Sunday night is really one of the best nights of television out there – if you have Showtime and AMC.
Showtime’s fall season got started last night and I was not disappointed! The new season of Dexter has begun! Harrison is now a toddler starting pre-school which means Dexter is going to have to start teaching his kid how to be awesome. He wants to enroll Harrison in a Catholic school despite his own lack of religious belief. Our new Big Bad is Colin Hanks partnered with old, spanish man who’s name I have forgotten – they catch a pregnant snake, remove a man’s intestines, and, of course, replace them with the baby snakes! Awesome. These killers are supposedly spreading some religious message – see a pattern so far? Religion is going to be our new season’s theme!
What makes me love Dexter so much is how utterly mind-boggled I get sometimes cheerleading for a serial killer. I mean, Dex’s hammer time joke when he kills his old high school classmate made me chuckle out loud – and then I was like – is it appropriate to laugh at someone’s murder? Oh…and Dexter attends his 20 year reunion and plays touch football – genius.
Showtime’s new series, Homeland, premiered after Dexter. I gotta say, didn’t have high expectations going into this one. I have a love/hate relationship with Claire Danes, but Gideon (from Criminal Minds) is on my television again! This show blew me away. Powerfully intense stuff folks – and what a role for Damian Lewis. He plays Marine Sergeant Nicholas Brody, a POW found in a hole in Iraq 8 years after he goes missing. Claire Danes works for the CIA as some sort of anti-terrorism analyst who received intel earlier that a rescued POW would be a ‘double agent’ turned by his Al Qaeda captors with a plot a against America!
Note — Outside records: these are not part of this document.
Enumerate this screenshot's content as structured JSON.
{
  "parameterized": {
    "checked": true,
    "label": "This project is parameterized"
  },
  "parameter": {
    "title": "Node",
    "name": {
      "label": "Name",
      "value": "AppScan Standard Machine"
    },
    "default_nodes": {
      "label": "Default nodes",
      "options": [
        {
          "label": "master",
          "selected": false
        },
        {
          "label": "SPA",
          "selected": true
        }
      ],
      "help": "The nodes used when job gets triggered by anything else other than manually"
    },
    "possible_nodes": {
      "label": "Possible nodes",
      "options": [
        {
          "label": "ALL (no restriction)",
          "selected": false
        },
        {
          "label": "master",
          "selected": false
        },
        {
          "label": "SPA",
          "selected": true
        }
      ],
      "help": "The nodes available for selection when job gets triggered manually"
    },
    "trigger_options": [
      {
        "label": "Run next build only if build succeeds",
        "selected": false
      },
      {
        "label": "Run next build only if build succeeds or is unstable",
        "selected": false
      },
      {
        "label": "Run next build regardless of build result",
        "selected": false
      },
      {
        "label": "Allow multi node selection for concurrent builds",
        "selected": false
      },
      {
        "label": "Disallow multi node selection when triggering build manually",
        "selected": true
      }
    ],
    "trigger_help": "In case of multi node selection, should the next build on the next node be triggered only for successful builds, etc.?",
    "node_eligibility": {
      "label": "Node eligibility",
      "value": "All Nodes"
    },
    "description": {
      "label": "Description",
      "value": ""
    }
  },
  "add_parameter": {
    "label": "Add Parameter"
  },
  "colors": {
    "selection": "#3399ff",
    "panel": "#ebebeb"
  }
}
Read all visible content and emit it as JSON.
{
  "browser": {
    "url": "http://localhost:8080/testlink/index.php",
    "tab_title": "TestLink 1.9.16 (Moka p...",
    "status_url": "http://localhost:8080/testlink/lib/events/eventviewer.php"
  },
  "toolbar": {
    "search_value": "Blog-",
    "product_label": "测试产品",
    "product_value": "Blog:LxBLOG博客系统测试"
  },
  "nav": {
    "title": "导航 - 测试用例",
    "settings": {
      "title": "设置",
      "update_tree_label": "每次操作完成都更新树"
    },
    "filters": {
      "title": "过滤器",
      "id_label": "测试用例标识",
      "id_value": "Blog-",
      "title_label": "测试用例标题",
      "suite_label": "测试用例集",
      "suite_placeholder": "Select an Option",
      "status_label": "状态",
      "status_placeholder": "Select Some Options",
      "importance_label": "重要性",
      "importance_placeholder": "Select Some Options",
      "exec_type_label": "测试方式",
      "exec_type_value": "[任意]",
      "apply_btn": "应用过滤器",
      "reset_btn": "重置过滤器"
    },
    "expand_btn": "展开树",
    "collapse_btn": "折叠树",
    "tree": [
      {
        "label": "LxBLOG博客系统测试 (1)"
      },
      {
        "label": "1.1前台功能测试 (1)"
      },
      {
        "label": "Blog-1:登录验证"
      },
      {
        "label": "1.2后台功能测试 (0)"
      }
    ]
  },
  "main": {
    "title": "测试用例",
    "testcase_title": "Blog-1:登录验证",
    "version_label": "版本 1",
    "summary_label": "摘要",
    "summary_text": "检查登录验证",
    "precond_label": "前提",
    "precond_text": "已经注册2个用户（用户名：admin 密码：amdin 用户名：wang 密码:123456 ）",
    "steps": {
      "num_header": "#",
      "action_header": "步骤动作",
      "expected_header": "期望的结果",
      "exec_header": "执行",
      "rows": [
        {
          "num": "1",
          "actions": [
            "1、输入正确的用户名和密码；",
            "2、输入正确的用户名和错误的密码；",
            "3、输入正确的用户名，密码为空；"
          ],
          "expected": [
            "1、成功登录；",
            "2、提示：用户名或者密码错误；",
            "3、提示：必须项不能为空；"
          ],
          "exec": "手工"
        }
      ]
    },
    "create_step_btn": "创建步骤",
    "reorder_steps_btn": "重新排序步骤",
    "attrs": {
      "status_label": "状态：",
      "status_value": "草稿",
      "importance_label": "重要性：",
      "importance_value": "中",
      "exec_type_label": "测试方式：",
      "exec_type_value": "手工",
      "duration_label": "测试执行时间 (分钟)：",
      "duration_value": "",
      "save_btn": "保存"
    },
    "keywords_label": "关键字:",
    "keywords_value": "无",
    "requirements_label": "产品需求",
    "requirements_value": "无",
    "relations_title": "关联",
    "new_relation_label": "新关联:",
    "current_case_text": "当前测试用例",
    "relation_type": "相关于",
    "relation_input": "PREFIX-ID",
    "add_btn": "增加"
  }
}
Also, both Danes and Lewis will be suffering from mental health issues – an interesting juxtaposition. Go watch it now!!! My vote for Best New Show of the Season!!